(Items from a data source)
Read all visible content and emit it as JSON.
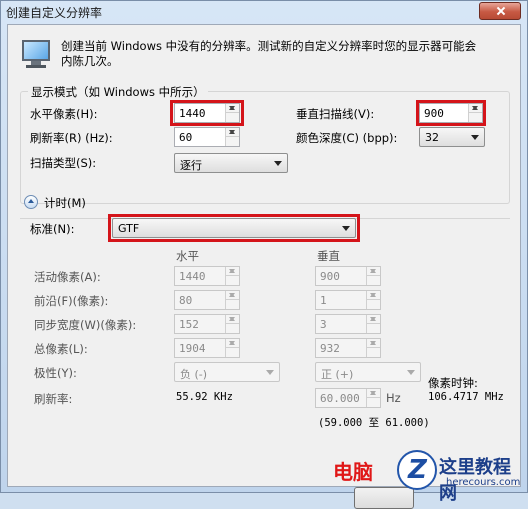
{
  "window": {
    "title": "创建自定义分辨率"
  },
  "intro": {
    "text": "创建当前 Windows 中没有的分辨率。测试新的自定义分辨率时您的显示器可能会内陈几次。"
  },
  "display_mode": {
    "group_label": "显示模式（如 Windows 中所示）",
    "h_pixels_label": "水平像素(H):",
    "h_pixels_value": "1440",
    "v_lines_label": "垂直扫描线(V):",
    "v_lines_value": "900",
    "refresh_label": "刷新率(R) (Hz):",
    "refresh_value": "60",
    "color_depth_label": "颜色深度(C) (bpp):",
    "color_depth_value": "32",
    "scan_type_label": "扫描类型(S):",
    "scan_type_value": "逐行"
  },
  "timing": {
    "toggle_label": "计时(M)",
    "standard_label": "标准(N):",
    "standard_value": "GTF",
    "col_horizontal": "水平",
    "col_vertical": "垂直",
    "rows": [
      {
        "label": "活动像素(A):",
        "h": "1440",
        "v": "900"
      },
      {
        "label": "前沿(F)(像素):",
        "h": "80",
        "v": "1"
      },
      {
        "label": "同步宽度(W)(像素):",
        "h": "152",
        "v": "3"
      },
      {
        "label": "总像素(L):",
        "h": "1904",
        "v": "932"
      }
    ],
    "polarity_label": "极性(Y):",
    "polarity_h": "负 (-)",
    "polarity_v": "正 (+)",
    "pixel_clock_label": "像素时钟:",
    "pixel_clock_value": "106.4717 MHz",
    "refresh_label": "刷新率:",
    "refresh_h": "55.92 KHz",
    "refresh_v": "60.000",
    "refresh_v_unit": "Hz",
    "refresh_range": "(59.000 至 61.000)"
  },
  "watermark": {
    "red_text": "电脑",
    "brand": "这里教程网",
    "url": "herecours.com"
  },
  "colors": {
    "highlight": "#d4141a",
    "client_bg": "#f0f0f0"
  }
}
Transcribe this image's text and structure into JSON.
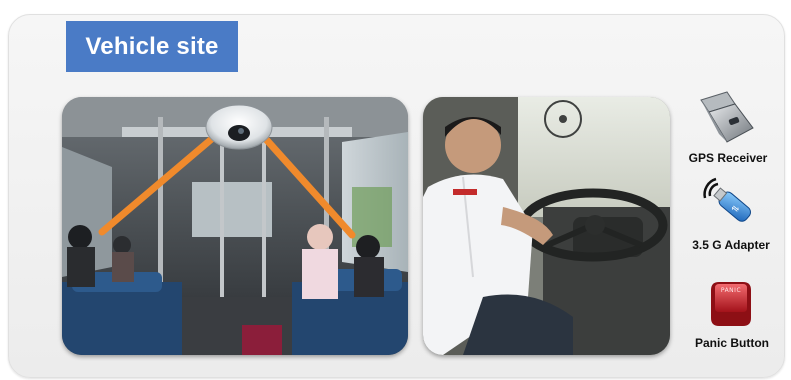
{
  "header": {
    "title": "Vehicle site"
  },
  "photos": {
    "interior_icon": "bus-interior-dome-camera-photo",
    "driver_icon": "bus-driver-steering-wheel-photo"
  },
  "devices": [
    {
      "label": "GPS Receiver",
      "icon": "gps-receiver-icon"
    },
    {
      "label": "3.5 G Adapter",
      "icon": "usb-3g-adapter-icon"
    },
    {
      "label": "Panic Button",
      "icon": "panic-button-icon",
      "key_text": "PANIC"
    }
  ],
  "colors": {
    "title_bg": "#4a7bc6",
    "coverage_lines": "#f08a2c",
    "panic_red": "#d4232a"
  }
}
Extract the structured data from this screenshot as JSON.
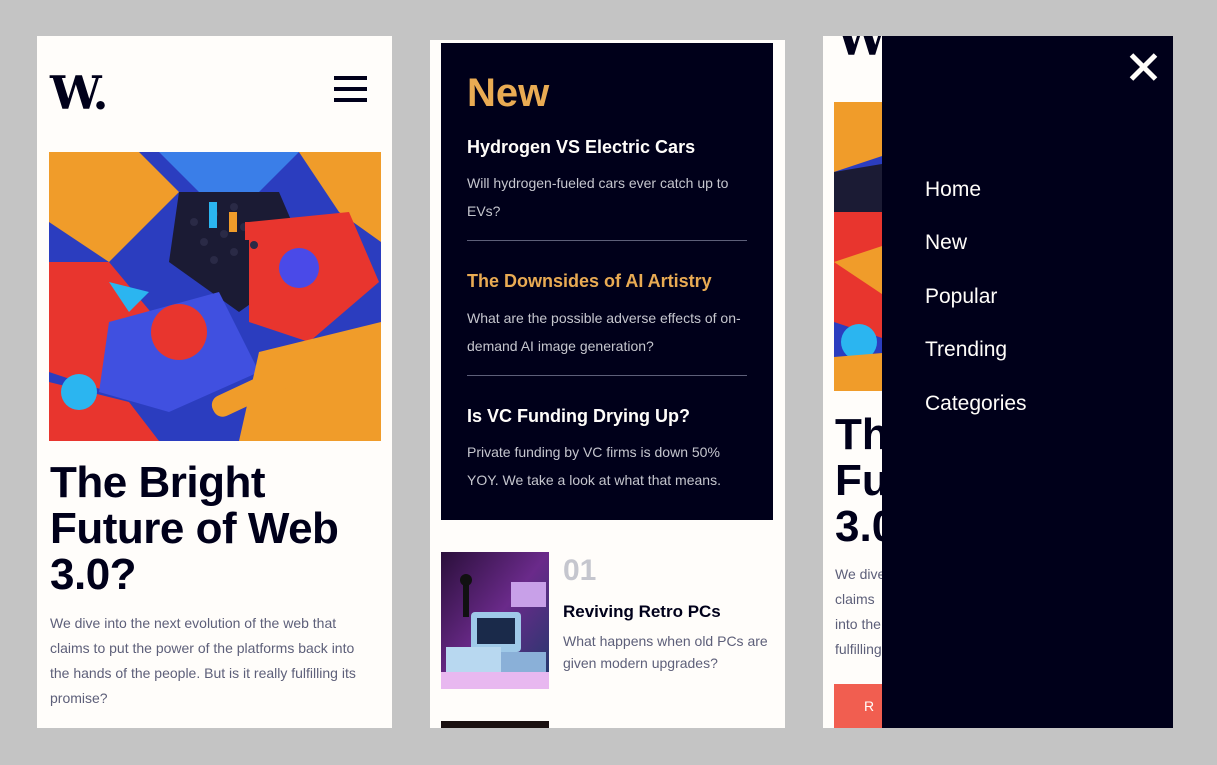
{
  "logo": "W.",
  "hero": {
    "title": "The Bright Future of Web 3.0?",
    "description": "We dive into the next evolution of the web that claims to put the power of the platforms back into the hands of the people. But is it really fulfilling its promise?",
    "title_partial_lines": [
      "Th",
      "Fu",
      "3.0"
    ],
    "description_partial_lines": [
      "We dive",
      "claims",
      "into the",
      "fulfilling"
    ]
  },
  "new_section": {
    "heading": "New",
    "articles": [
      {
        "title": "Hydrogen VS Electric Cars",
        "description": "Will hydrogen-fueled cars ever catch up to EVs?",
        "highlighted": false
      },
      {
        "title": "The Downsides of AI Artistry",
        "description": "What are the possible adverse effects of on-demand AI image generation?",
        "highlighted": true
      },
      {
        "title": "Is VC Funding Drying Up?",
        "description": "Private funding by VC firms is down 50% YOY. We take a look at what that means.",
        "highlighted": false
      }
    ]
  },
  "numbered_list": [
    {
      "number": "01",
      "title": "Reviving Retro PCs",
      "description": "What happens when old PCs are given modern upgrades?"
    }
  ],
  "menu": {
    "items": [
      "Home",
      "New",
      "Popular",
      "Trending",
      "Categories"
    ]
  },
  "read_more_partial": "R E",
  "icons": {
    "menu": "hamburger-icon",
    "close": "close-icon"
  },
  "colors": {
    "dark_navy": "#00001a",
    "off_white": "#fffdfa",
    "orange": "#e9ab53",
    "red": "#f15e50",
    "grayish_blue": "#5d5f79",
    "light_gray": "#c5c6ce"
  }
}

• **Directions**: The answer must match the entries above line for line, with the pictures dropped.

• **Expected answer**:
Read all visible content and emit it as JSON.
{
  "window": {
    "title": "创建自定义分辨率"
  },
  "intro": {
    "text": "创建当前 Windows 中没有的分辨率。测试新的自定义分辨率时您的显示器可能会内陈几次。"
  },
  "display_mode": {
    "group_label": "显示模式（如 Windows 中所示）",
    "h_pixels_label": "水平像素(H):",
    "h_pixels_value": "1440",
    "v_lines_label": "垂直扫描线(V):",
    "v_lines_value": "900",
    "refresh_label": "刷新率(R) (Hz):",
    "refresh_value": "60",
    "color_depth_label": "颜色深度(C) (bpp):",
    "color_depth_value": "32",
    "scan_type_label": "扫描类型(S):",
    "scan_type_value": "逐行"
  },
  "timing": {
    "toggle_label": "计时(M)",
    "standard_label": "标准(N):",
    "standard_value": "GTF",
    "col_horizontal": "水平",
    "col_vertical": "垂直",
    "rows": [
      {
        "label": "活动像素(A):",
        "h": "1440",
        "v": "900"
      },
      {
        "label": "前沿(F)(像素):",
        "h": "80",
        "v": "1"
      },
      {
        "label": "同步宽度(W)(像素):",
        "h": "152",
        "v": "3"
      },
      {
        "label": "总像素(L):",
        "h": "1904",
        "v": "932"
      }
    ],
    "polarity_label": "极性(Y):",
    "polarity_h": "负 (-)",
    "polarity_v": "正 (+)",
    "pixel_clock_label": "像素时钟:",
    "pixel_clock_value": "106.4717 MHz",
    "refresh_label": "刷新率:",
    "refresh_h": "55.92 KHz",
    "refresh_v": "60.000",
    "refresh_v_unit": "Hz",
    "refresh_range": "(59.000 至 61.000)"
  },
  "watermark": {
    "red_text": "电脑",
    "brand": "这里教程网",
    "url": "herecours.com"
  },
  "colors": {
    "highlight": "#d4141a",
    "client_bg": "#f0f0f0"
  }
}
Transcribe this image's text and structure into JSON.
{
  "header": {
    "title": "Vehicle site"
  },
  "photos": {
    "interior_icon": "bus-interior-dome-camera-photo",
    "driver_icon": "bus-driver-steering-wheel-photo"
  },
  "devices": [
    {
      "label": "GPS Receiver",
      "icon": "gps-receiver-icon"
    },
    {
      "label": "3.5 G Adapter",
      "icon": "usb-3g-adapter-icon"
    },
    {
      "label": "Panic Button",
      "icon": "panic-button-icon",
      "key_text": "PANIC"
    }
  ],
  "colors": {
    "title_bg": "#4a7bc6",
    "coverage_lines": "#f08a2c",
    "panic_red": "#d4232a"
  }
}
Extract the structured data from this screenshot as JSON.
{
  "logo": "W.",
  "hero": {
    "title": "The Bright Future of Web 3.0?",
    "description": "We dive into the next evolution of the web that claims to put the power of the platforms back into the hands of the people. But is it really fulfilling its promise?",
    "title_partial_lines": [
      "Th",
      "Fu",
      "3.0"
    ],
    "description_partial_lines": [
      "We dive",
      "claims",
      "into the",
      "fulfilling"
    ]
  },
  "new_section": {
    "heading": "New",
    "articles": [
      {
        "title": "Hydrogen VS Electric Cars",
        "description": "Will hydrogen-fueled cars ever catch up to EVs?",
        "highlighted": false
      },
      {
        "title": "The Downsides of AI Artistry",
        "description": "What are the possible adverse effects of on-demand AI image generation?",
        "highlighted": true
      },
      {
        "title": "Is VC Funding Drying Up?",
        "description": "Private funding by VC firms is down 50% YOY. We take a look at what that means.",
        "highlighted": false
      }
    ]
  },
  "numbered_list": [
    {
      "number": "01",
      "title": "Reviving Retro PCs",
      "description": "What happens when old PCs are given modern upgrades?"
    }
  ],
  "menu": {
    "items": [
      "Home",
      "New",
      "Popular",
      "Trending",
      "Categories"
    ]
  },
  "read_more_partial": "R E",
  "icons": {
    "menu": "hamburger-icon",
    "close": "close-icon"
  },
  "colors": {
    "dark_navy": "#00001a",
    "off_white": "#fffdfa",
    "orange": "#e9ab53",
    "red": "#f15e50",
    "grayish_blue": "#5d5f79",
    "light_gray": "#c5c6ce"
  }
}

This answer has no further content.